After a two-day launch delay, the U.S. space shuttle Discovery is back in orbit, heading to a Monday rendezvous with the International Space Station. The launch from Florida was the first to take place at night in four years. As VOA's David McAlary reports from Washington, the Discovery astronauts will rewire the growing research outpost for increased power and install a new component on its backbone.
The U.S. space agency NASA says this and future missions to finish building the space station are among the hardest ever.
"There are many activities and many aspects of this flight that probably make it one of the most complex assembly flights that we have done to date," said William Gerstenmaier, NASA's deputy chief for space operations. He said the mission's intricacy can be measured by the number of commands ground controllers will have to make after Discovery docks at the station. "During a typical space station flight, we send about 800 commands a day. On this flight we will send over four-thousand commands over three days."
This shuttle mission is unique because of the need to rewire the space station. Since it went into orbit in 1998, the outpost has been running on a temporary electrical system. But September's shuttle mission brought two new electricity-generating solar arrays to the outpost, so all the pieces are now in place to switch to the permanent system.
Deputy station manager Kirk Shireman said making all the necessary connections will require two astronauts on two spacewalks. "You're basically rewiring your house while you're living in it," he said.
But before any rewiring can be done, the shuttle crew must retract half of the solar array that has been providing the temporary power to make room for the new solar wings to rotate. That has never been tried before and could be difficult to retract after a long time in the harsh space environment. It may be like folding a map that has been left out in the weather for years.
Another factor complicating Discovery's mission is the requirement to activate space station pumps to cool the equipment that converts the solar energy into electricity. The air conditioning system uses ammonia as a coolant, and Shireman says it will be the first time it has operated since being installed four years ago. "We're going to flow ammonia through systems that have not had ammonia in them before. It would be like putting a car in your garage, you keep the battery charged, but, you know, you come back in four years and you turn the key and you hope it starts," he said.
A third spacewalk by Discovery astronauts will install a two-ton segment on the space station's girder-like backbone to serve as a bridge routing power, data, and coolant between other girder segments.
With Discovery's launch, the U.S. space agency has returned to night shuttle liftoffs for the first time since before the 2003 Columbia disaster. The last three missions since the accident have occurred in daylight to give engineers the clearest view of launch. The agency wanted to see whether safety modifications to the external fuel tank prevented hard insulating foam from breaking off during ascent and damaging the orbiter, as happened with Columbia.
NASA believes it has conquered this threat and says it can see almost all it has to now during the fiery brilliance of engine burn.
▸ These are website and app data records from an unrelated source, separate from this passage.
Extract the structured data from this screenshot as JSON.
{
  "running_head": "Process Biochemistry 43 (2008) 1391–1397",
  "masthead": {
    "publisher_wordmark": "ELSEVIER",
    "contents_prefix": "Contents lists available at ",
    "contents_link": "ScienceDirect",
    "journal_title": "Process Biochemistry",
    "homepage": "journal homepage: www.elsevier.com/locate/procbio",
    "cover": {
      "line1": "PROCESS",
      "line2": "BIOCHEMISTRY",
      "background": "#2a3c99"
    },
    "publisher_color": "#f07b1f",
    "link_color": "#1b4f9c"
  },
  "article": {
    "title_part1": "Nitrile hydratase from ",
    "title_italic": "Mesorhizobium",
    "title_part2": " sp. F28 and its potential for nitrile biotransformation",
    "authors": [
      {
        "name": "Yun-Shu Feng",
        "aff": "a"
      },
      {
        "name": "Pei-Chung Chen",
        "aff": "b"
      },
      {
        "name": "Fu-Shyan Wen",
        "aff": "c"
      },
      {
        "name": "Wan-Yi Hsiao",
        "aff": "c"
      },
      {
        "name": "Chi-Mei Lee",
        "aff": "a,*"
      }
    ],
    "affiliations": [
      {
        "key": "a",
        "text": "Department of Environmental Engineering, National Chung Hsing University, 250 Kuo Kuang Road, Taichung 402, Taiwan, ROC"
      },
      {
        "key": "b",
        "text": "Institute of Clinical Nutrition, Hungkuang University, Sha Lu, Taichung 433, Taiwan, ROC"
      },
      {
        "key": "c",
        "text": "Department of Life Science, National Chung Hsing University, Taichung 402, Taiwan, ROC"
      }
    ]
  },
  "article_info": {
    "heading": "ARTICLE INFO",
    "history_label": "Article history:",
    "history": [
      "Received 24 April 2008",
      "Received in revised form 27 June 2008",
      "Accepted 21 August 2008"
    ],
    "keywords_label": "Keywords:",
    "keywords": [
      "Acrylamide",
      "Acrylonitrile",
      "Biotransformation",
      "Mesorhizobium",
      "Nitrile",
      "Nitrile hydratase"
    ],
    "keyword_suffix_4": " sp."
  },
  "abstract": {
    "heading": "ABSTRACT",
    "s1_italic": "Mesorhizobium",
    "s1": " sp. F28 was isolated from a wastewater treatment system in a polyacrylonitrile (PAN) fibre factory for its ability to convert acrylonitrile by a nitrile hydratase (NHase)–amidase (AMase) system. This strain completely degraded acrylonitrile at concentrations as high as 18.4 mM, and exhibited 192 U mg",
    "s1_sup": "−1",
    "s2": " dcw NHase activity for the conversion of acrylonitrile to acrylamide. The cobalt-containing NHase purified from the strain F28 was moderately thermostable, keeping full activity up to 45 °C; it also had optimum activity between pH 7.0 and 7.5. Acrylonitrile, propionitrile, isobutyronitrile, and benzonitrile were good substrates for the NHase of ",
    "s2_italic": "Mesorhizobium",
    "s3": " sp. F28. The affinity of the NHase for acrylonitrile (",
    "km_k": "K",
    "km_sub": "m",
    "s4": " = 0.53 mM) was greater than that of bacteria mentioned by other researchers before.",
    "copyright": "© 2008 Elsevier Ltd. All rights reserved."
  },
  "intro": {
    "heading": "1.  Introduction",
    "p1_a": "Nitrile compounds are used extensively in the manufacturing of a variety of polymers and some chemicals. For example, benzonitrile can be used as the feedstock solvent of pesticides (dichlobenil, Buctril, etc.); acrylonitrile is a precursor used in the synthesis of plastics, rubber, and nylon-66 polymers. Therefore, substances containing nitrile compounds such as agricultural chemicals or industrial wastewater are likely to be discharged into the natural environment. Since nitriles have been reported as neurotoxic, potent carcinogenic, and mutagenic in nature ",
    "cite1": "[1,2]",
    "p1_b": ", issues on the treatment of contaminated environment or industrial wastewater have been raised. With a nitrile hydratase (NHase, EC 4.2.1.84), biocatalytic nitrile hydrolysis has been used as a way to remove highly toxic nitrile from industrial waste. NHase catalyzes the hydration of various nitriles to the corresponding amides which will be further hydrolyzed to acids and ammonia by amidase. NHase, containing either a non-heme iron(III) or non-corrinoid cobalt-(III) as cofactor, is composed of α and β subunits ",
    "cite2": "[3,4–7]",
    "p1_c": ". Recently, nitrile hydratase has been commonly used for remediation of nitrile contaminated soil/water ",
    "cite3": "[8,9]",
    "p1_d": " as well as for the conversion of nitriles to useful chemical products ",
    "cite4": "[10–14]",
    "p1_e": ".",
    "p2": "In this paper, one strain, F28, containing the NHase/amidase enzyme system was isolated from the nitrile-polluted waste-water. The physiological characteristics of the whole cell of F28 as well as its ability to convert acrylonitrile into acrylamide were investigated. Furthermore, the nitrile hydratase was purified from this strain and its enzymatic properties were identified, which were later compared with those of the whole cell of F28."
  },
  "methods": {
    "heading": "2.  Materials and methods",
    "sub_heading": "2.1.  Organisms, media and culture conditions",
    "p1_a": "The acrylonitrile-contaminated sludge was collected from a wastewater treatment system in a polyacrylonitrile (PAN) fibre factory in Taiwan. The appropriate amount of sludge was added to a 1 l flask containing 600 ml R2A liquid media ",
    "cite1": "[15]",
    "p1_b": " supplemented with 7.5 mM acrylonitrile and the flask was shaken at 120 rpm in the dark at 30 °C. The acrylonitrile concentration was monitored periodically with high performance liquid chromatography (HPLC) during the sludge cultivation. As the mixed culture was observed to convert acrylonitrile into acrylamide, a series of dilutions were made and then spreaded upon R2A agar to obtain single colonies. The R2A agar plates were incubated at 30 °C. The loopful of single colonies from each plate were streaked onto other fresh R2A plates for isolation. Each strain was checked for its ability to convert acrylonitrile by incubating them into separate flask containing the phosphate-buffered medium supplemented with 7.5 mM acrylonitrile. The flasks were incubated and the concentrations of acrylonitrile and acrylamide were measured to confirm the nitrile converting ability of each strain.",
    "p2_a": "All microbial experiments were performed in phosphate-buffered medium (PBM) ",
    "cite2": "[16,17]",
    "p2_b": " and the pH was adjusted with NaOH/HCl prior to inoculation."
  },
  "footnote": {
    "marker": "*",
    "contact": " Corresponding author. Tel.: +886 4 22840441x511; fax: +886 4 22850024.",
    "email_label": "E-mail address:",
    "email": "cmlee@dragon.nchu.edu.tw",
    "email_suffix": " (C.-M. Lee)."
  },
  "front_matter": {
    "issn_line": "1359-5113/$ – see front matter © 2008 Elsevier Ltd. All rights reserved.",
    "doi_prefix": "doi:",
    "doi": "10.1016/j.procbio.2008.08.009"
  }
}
Shuttle program manager Wayne Hale says that because the shuttle must compete for launch pad time with other types of missions, night operations provide more opportunities to meet the tight schedule of 14 flights needed to complete the space station before the shuttle fleet is retired in four years. "If you think about it, it's only light about half the time. It's pretty clear that we would never make the flight rate that's required to assemble the International Space Station," he said.
The seven Discovery crewmembers include Sweden's first astronaut, Christer Fuglesang, who will be one of the spacewalkers. Also aboard is Sunita Williams, an American woman of Indian ancestry who will exchange places with one of the three space station crewmen, Thomas Reiter of Germany. It will be the first crew transfer via the shuttle since Russian Soyuz rockets took over the job after the 2003 Columbia accident.